Some high-ranking state officials continue to plunder their credibility in their quest to shut the public out of the people's business. The assault on the public's sensibilities reached a Captain Queeg-like level of madness with the release of Danbury State's Attorney Stephen J. Sedensky III's investigation of the slaughter of 20 first-graders and six adults at the Sandy Hook Elementary School in Newtown last Dec. 14.
Sedensky is on a crusade, and in any jurisdiction around the world there is nothing like the danger of a prosecutor who abandons reason to a cause. Sedensky and others have been battling the release of 911 call recordings and other documents from that horrifying day. One contrivance to achieving that ignoble goal is for Sedensky to designate the massacre as an incident of abuse and neglect under the state's child protection laws.
A consequence of Sedensky's machinations is that he had to omit the names of the 20 children who were the victims of the lunatic Lanza in Sedensky's long-awaited report. The document that will be referred to for decades as the most comprehensive and reliable account of that day that scarred the nation will not include a mention of Charlotte Bacon, Daniel Barden, Olivia Engel, Josephine Gay, Dylan Hockley, Madeleine Hsu, Catherine Hubbard, Chase Kowalski, Jesse Lewis, Ana Marquez-Greene, James Mattioli, Grace McDonnell, Emilie Parker, Jack Pinto, Noah Pozner, Caroline Previdi, Jessica Rekos, Avielle Richman, Benjamin Wheeler and Allison Wyatt.
It is an embarrassment and, worse, an injustice. The report contains plenty of names as Sedensky uses the historic document to drop compliments on colleagues and others. He even adds a valentine masquerading as a footnote for the judge who was available to sign warrants. Judges review and reject or sign warrants. It's a basic responsibility of the job. In this case, the judge is one that Sedensky and his lawyers are likely to appear in front of in the future.
Sedensky is unlikely to offer the same smarmy praise for Superior Court Judge Eliot Prescott. He's the jurist who on Tuesday ordered the release of recordings of the Sandy Hook 911 calls from that horrible day. He rejected Sedensky's astounding claim that releasing the recordings would discourage others from making 911 calls in an emergency. What a low opinion Sedensky has of the human condition.
Sedensky also argued that the 911 calls are the equivalent of witness statements and are, therefore, exempt from disclosure. Prescott said that line of attack on the Freedom of Information Act "borders on the frivolous." That's not the way judges usually write about prosecutors in Connecticut.

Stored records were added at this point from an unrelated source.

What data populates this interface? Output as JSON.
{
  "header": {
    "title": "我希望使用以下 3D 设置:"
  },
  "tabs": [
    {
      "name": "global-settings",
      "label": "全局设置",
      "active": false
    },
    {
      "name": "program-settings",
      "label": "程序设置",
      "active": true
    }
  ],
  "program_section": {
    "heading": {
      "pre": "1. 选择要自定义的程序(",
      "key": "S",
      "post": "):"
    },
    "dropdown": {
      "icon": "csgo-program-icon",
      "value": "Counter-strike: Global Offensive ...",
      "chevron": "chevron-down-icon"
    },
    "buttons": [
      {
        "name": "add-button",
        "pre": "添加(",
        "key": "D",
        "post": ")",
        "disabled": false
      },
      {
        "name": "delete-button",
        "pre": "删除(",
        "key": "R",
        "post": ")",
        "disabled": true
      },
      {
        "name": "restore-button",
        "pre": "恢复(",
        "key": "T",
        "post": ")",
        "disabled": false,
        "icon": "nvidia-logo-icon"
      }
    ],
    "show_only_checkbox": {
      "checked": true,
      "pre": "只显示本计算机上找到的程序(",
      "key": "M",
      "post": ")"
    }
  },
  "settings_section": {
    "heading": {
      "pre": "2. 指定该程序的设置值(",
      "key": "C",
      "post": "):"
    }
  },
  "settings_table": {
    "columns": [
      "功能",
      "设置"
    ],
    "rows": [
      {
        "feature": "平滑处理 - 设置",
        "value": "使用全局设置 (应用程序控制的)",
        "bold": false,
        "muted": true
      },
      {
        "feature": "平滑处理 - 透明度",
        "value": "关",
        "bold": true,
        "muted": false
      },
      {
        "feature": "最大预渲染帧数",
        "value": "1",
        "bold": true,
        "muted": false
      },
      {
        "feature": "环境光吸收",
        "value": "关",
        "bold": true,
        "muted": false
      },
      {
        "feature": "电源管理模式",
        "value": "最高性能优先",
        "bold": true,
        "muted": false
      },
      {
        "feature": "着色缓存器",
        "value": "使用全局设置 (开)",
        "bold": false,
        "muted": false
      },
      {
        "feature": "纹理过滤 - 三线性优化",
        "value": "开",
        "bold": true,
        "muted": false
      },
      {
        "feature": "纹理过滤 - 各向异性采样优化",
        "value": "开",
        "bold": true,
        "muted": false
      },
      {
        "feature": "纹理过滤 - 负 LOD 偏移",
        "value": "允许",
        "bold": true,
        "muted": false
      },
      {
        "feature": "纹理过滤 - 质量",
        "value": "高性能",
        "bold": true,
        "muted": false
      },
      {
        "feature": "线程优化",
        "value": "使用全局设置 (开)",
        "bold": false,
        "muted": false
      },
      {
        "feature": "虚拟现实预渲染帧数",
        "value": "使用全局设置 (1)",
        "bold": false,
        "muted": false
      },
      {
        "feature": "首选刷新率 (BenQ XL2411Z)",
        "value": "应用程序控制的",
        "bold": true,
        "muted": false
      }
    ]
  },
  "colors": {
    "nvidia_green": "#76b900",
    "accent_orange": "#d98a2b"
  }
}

The Danbury prosecutor's taste for secrecy contains other dangers. It emboldens the nasty loons who arise after every public tragedy to give voice to denials that the event ever happened. Governments that disdain public access laws feed rampant suspicion and countenance lawlessness.
Gov. Dannel P. Malloy's administration continues to showcase this disregard for the law that ensures the public's right to records as enshrined in state statutes for nearly 40 years. Last Sunday, my colleague Jon Lender wrote a column about the shadow network of private email accounts used by many administration officials to conduct public business.
A veteran investigative reporter, Lender met the same stonewalling I did a few weeks ago in trying to get Malloy's office to disclose where the thousands of emails in those private accounts are stored after an official leaves the administration.
If you walked into one of the state's 169 town clerks' offices and took a page from a volume of land records, you would face a criminal charge. In the Malloy administration, legal counsel Andrew McDonald left for a seat on the state's Supreme Court. Adviser Roy Occhiogrosso returned to his communications business and the warm embrace of a lucrative state contract. Neither turned over tens of thousands of messages conducting public business on private Gmail accounts.
The governor and his people have enshrined arrogance and bullying as a governing philosophy. That political religion requires an altar devoted to secrecy, obfuscation and double talk. They have constructed it with their shadow communications network that needs to be dismantled, and its contents handed over to responsible officials.
Kevin Rennie is a lawyer and a former Republican state legislator. He can be reached at firstname.lastname@example.org.